dental practice in Firestone, Colorado

At our dental practice in Longmont, Colorado, our doctors hope that all of our patients remain healthy and safe during these uncertain times. As vaccinations begin to help push back against the ongoing pandemic, we must continue to remain vigilant in our practicing of social distancing and mask wearing to help reduce the spread of the disease.

While wearing a mask remains an important part of protecting yourself and the community against the spread of COVID-19, it can negatively impact your oral health if you don’t pay attention to the warning signs.

How can wearing a mask harm your oral health? Let’s take a look at a few complications that can arise by having to wear a mask throughout the day.

Dry Mouth

When wearing a mask, you’re more likely to breathe through the mouth rather than your nose as usual. Mouth breathing leads to the development of dry mouth and the production of less saliva.

Saliva acts as the body’s natural defense mechanism against harmful oral bacteria that works to threaten the long-term health of your teeth and gums. When saliva levels remain high, the mouth has an easier time flushing food particles and harmful oral bacteria away from the surface of your teeth and gums. But when dealing with dry mouth, your teeth and gums become far more susceptible to the effects of dental decay and disease.

Chronic Bad Breath

Breathing recycled air and having a dry mouth can lead to the development of bad breath. With salvia levels low, food particles can remain in the mouth long enough to begin to actively decay. Obviously, decaying food produces a potent aroma that can quickly spoil how your breath smells. Even if wearing a mask may help to keep others from smelling your breath, it does mean you’ll be forced to smell what you ate for lunch the entire day.

Bleeding Gums

Extended use of a face mask can create the type of environment that leads to excessive growth of harmful oral bacteria. The more hospitable your mouth becomes to harmful oral bacteria, the more likely you’re to develop gingivitis, an early stage of gum disease. Gingivitis causes gum tissue to become inflamed, leading to gums that are swollen, bleed easily, and become uncomfortable to the touch.


Dentists from around the country have started to report seeing a higher rate of tooth decay and cavities among patients. Some of this may be due to wearing a mask, as we’ve outlined above. However, research suggests there could be a different reason.

One recent study found that living under a pandemic-related lockdown has caused 40 percent of those surveyed to simply give up on maintaining the same standard of care when it comes to their daily oral hygiene routine. Researchers found that respondents were less likely to brush and floss with the same regularity, and that attention to their overall personal hygiene was far lower than pre-pandemic levels.

Not going into the office or being around coworkers on a daily basis can certainly contribute to some of this, but it does indicate a more troubling trend.
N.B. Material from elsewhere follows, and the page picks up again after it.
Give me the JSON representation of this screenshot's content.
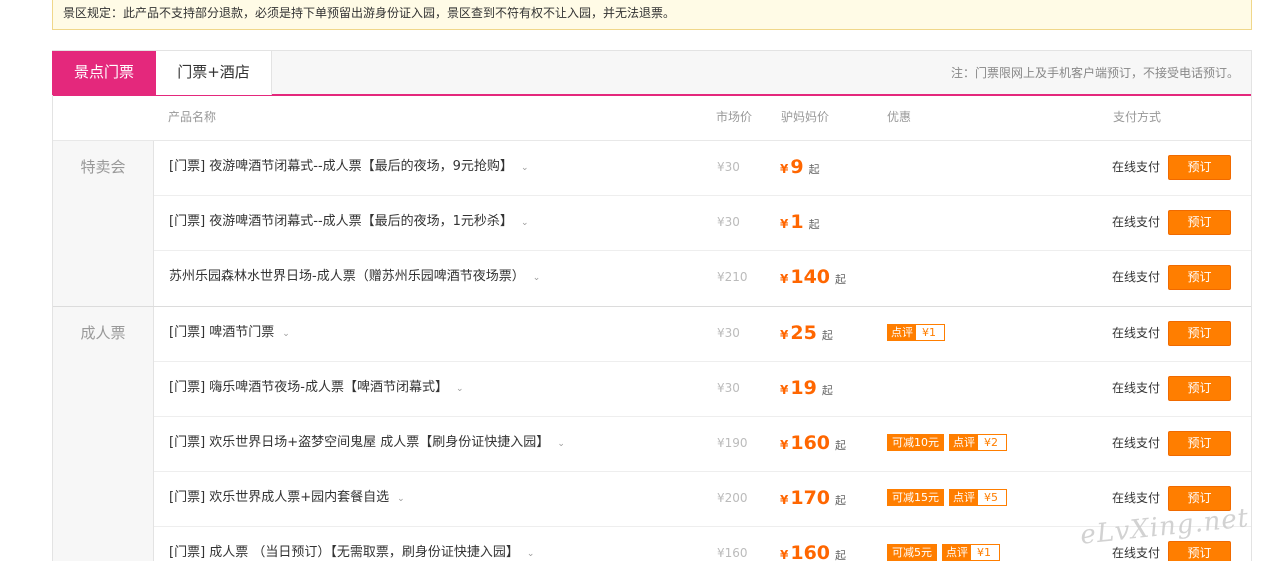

Depression is leading some people to simply not care about their oral health.

As patients who visit our dental practice in Longmont, Colorado know, the health of your teeth and gums plays a significant role in determining our overall health. By neglecting oral hygiene habits now, you set yourself up for experiencing more oral health problems once the pandemic has come to an end.

Dealing with Mask Mouth

While wearing a mask everyday can present some challenges to your oral health, the benefits the practice has on protecting your health and the health of the community makes wearing a mask more than worth the risk.

Fortunately, you can work to prevent all of the risks associated with wearing a mask by renewing and strengthening your oral hygiene habits. By continuing to brush twice a day, flossing daily, and continuing to visit our dental practice in Longmont, Colorado, you can continue to wear a mask safely until the day a vaccine allows all of us to start smiling in public again.